My motivation to the following question stems from the discussion at Zeros of "exponential" function about the real zeroes of Stirling numbers of the second kind, I am curious in exploring the complex zeroes of Stirling functions of the second kind.

Define: $S_{(x,n)}=\frac{1}{n!}\sum\limits_{k=1}^{n}{n\choose k}(-1)^{n-k}k^{x}$ for integer $n$ and complex $x$.

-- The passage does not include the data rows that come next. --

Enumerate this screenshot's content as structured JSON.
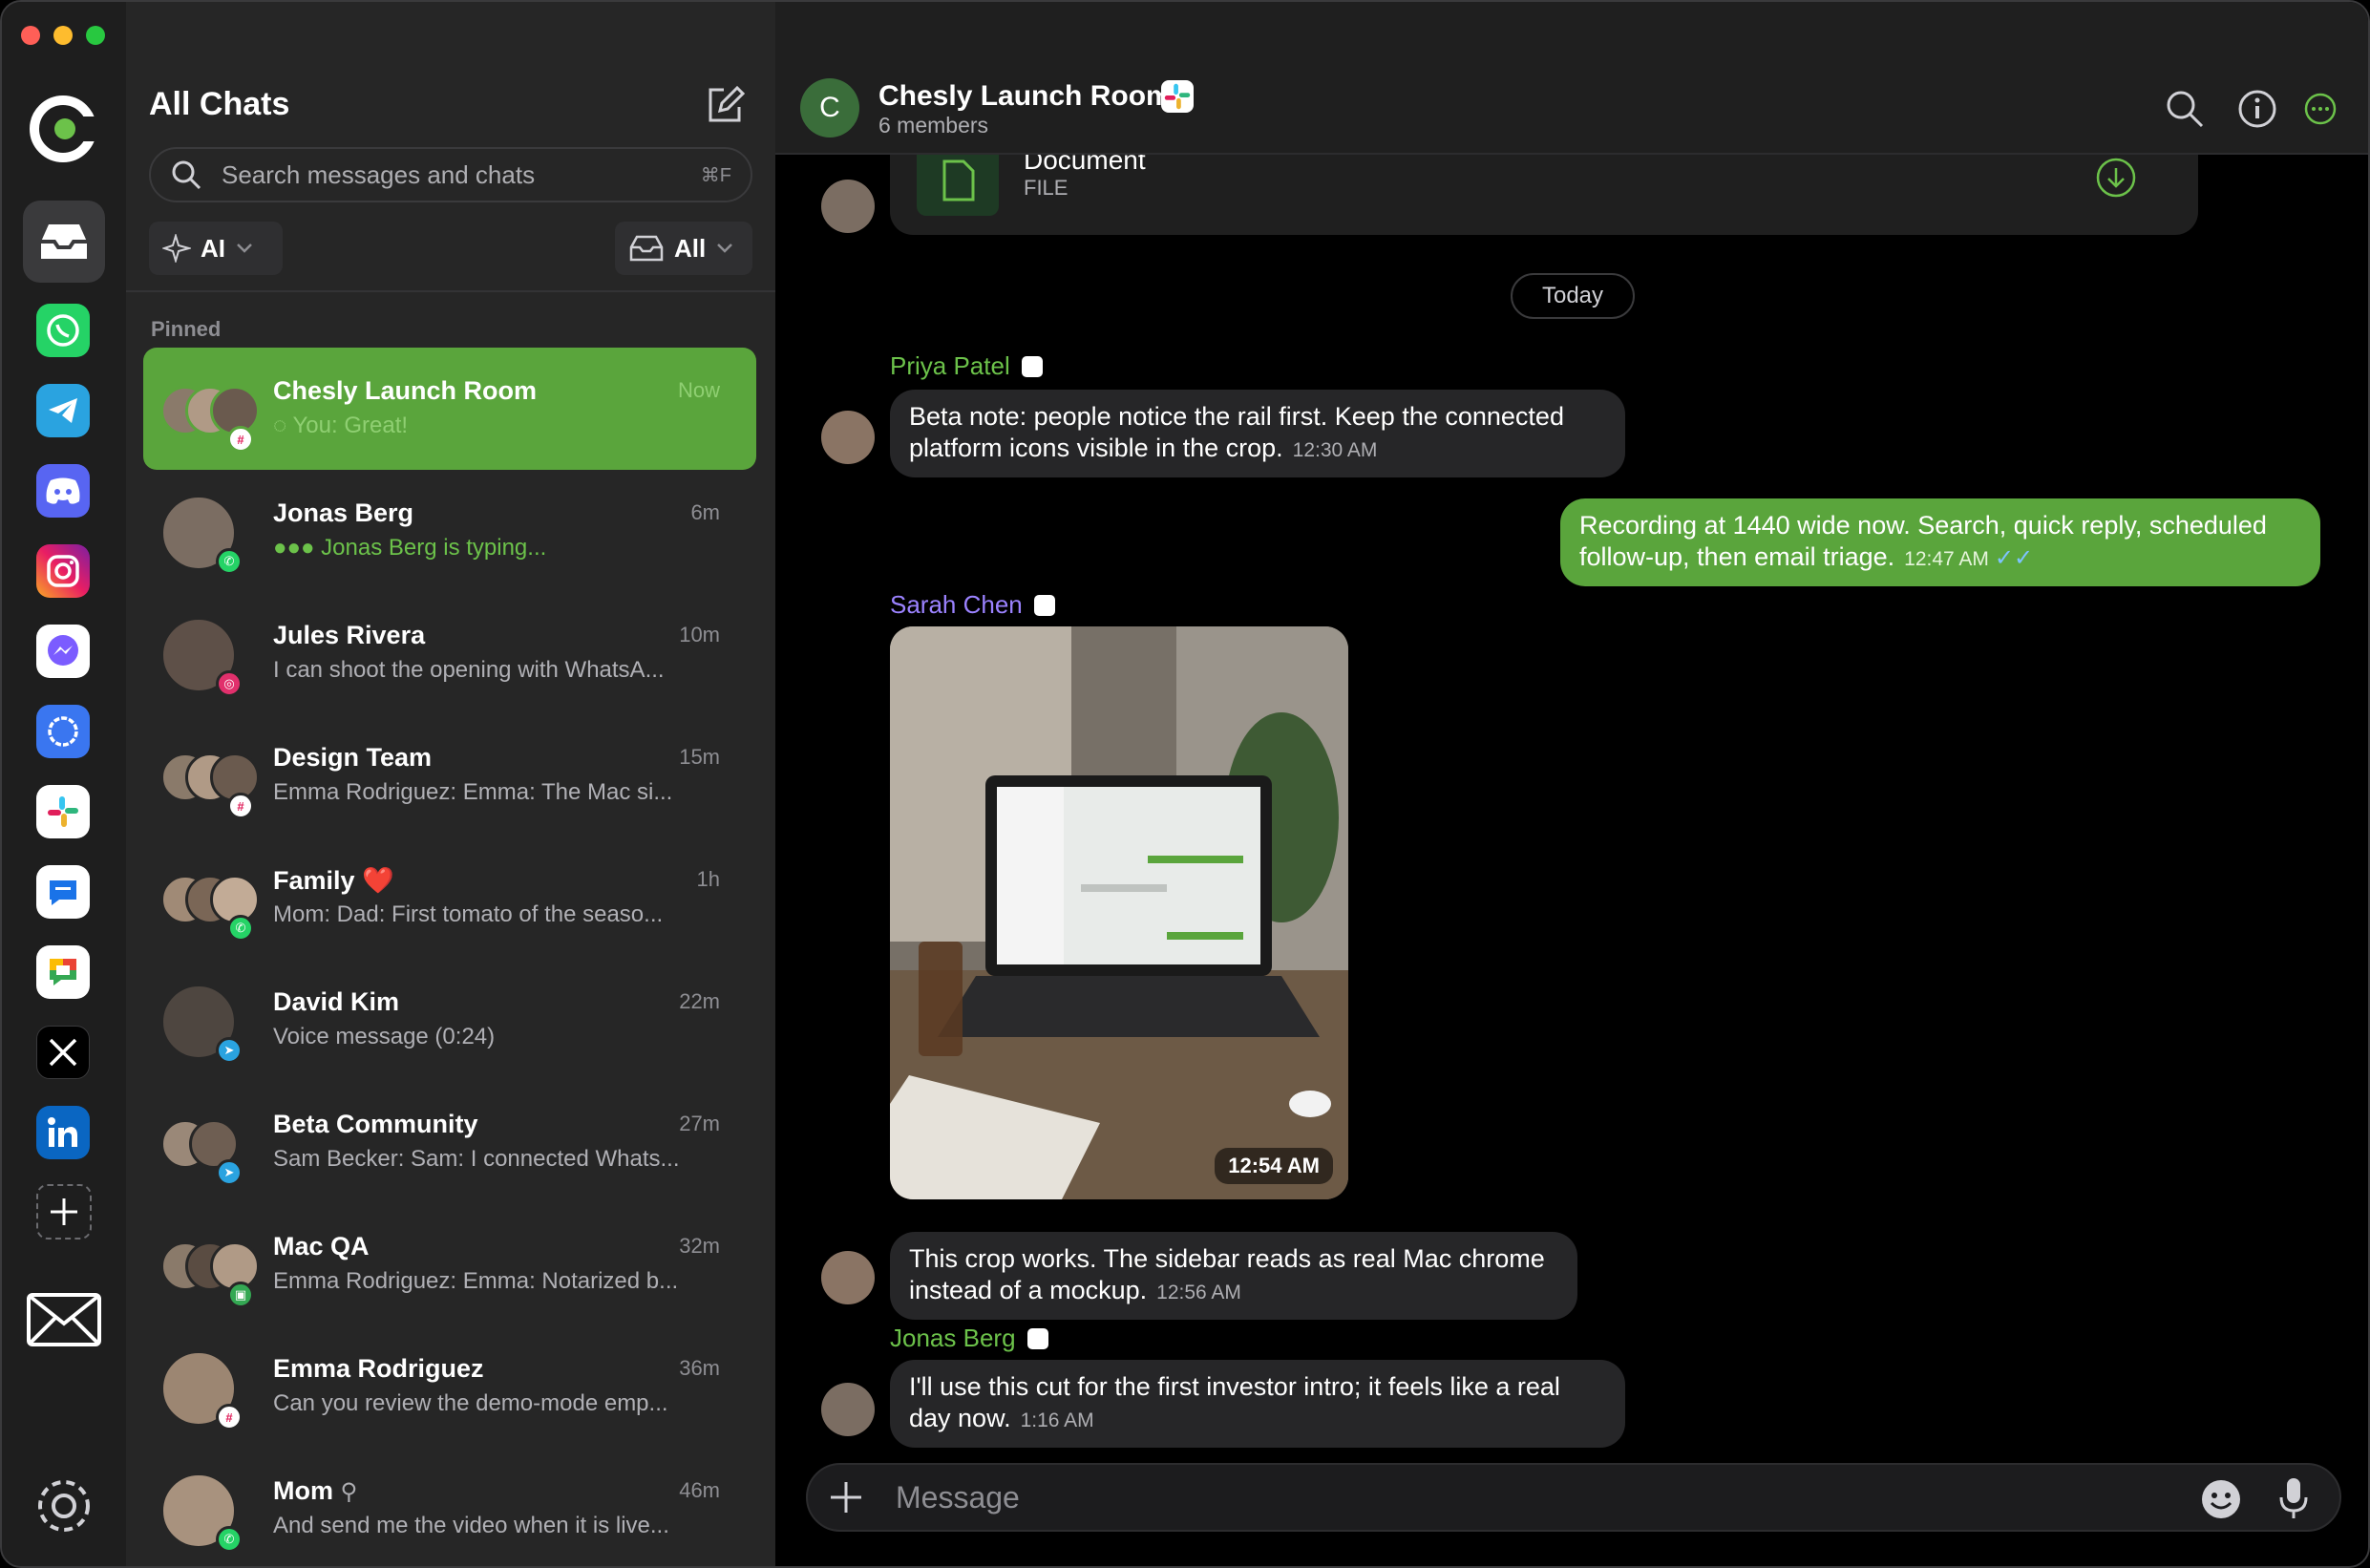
{
  "colors": {
    "accent": "#5aa53c",
    "background": "#000000",
    "sidebar": "#262626",
    "rail": "#1e1e1e"
  },
  "list": {
    "title": "All Chats",
    "search_placeholder": "Search messages and chats",
    "search_shortcut": "⌘F",
    "filter_ai": "AI",
    "filter_all": "All",
    "pinned_label": "Pinned",
    "chats": [
      {
        "name": "Chesly Launch Room",
        "time": "Now",
        "preview": "◌ You: Great!",
        "platform": "slack"
      },
      {
        "name": "Jonas Berg",
        "time": "6m",
        "preview": "●●● Jonas Berg is typing...",
        "platform": "whatsapp"
      },
      {
        "name": "Jules Rivera",
        "time": "10m",
        "preview": "I can shoot the opening with WhatsA...",
        "platform": "instagram"
      },
      {
        "name": "Design Team",
        "time": "15m",
        "preview": "Emma Rodriguez: Emma: The Mac si...",
        "platform": "slack"
      },
      {
        "name": "Family ❤️",
        "time": "1h",
        "preview": "Mom: Dad: First tomato of the seaso...",
        "platform": "whatsapp"
      },
      {
        "name": "David Kim",
        "time": "22m",
        "preview": "Voice message (0:24)",
        "platform": "telegram"
      },
      {
        "name": "Beta Community",
        "time": "27m",
        "preview": "Sam Becker: Sam: I connected Whats...",
        "platform": "telegram"
      },
      {
        "name": "Mac QA",
        "time": "32m",
        "preview": "Emma Rodriguez: Emma: Notarized b...",
        "platform": "googlechat"
      },
      {
        "name": "Emma Rodriguez",
        "time": "36m",
        "preview": "Can you review the demo-mode emp...",
        "platform": "slack"
      },
      {
        "name": "Mom",
        "time": "46m",
        "preview": "And send me the video when it is live...",
        "platform": "whatsapp"
      }
    ]
  },
  "chat": {
    "avatar_letter": "C",
    "title": "Chesly Launch Room",
    "members": "6 members",
    "doc_name": "Document",
    "doc_type": "FILE",
    "today": "Today",
    "messages": [
      {
        "sender": "Priya Patel",
        "text": "Beta note: people notice the rail first. Keep the connected platform icons visible in the crop.",
        "time": "12:30 AM"
      },
      {
        "sender": "",
        "text": "Recording at 1440 wide now. Search, quick reply, scheduled follow-up, then email triage.",
        "time": "12:47 AM",
        "ticks": "✓✓"
      },
      {
        "sender": "Sarah Chen",
        "photo_time": "12:54 AM"
      },
      {
        "sender": "",
        "text": "This crop works. The sidebar reads as real Mac chrome instead of a mockup.",
        "time": "12:56 AM"
      },
      {
        "sender": "Jonas Berg",
        "text": "I'll use this cut for the first investor intro; it feels like a real day now.",
        "time": "1:16 AM"
      }
    ],
    "composer_placeholder": "Message"
  }
}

I conjecture that for $n>2$, $S_{(x,n)}$ has exactly $n-1$ complex zeroes. I realize this is a much stronger claim than the fact that $S_{(x,n)}$ has $n-1$ real zeroes. However, I have noticed after examining a large amount of mathematical data that for $x>n$, both the real parts and the imaginary parts of $S_{(x,n)}$ seem to alternate for increasing integer $n$ when $x$ is a complex number.

When $x$ is a real number, the imaginary part of $S_{(x,n)}$ is zero and we can say that the imaginary part alternates as well for real $x$ from $+0=0$ to $-0=0$. My question becomes the following. If we consider $S_{(x,n)}$ for complex $x$ as a linear combination of integer exponential functions that are defined for complex $x$, does it follow that for $n>2$, $S_{(x,n)}$ has exactly $n-1$ complex zeroes?

$n=2$ is an exception because $S_{(x,2)}$ is periodic in the imaginary part $b$ of $x=a+bi$ with period $\frac{2\pi}{\log{3}}$. This is an exception because the equation $S_{(x,2)}=0$ is equivalent to the equation $2^{x}-2=0$ which only has one exponential term that is non-constant. Since $a_{2}\frac{2\pi}{\log{2}}=a_{3}\frac{2\pi}{\log{3}}=a_{n}\frac{2\pi}{\log{n}}$ presumably does not have a solution for $a_{2}, ..., a_{n}$ all integers except for when $n=2$ it is unlikely that there are any other complex zeroes of $S_{(x,n)}$ in the case that $n\ne 2$ other than $x=1$, ..., $n-1$.

Can someone help me think of a way to show that $a_{2}\frac{2\pi}{\log{2}}=a_{3}\frac{2\pi}{\log{3}}=a_{n}\frac{2\pi}{\log{n}}$ does not have a solution where $a_{2}, ..., a_{n}$ are all integers except for when $n=2$?

Furthermore, I want to clarify the fact that I am only considering whether $S_{(x,n)}$ is periodic in the imaginary part of $x=a+bi$, because for any complex zero of $S_{(x,n)}$, x=a+bi, $\sum\limits_{k=1}^{n}{n\choose k}(-1)^{n-k}k^{a}\cos{(b\log{k})}=0$ and $\sum\limits_{k=1}^{n}{n\choose k}(-1)^{n-k}k^{a}\sin{(b\log{k})}=0$.

We note that in each equation $a$ and $b$ are real. Therefore, as Elkies already argued, the maximum number of real zeroes of an equation $\sum\limits_{k=1}^{n}{n\choose k}(-1)^{n-k}k^{a}\cos{(b\log{k})}=0$ or $\sum\limits_{k=1}^{n}{n\choose k}(-1)^{n-k}k^{a}\sin{(b\log{k})}=0$ with $n-1$ sign changes is $n-1$. In each case, there are at maximum $n-1$ values of $a$ that satisfy the equation. For each value of $a$, it can be observed that there is at most $1$ value of $b$ that satisfies both equations (this is equivalent to the fact that $a_{2}\frac{2\pi}{\log{2}}=a_{3}\frac{2\pi}{\log{3}}=a_{n}\frac{2\pi}{\log{n}}$ does not have a solution where $a_{2}, ..., a_{n}$ are all integers except for when $n=2$).

Thank you for your help in advance. I hope this makes my line of reasoning more clear.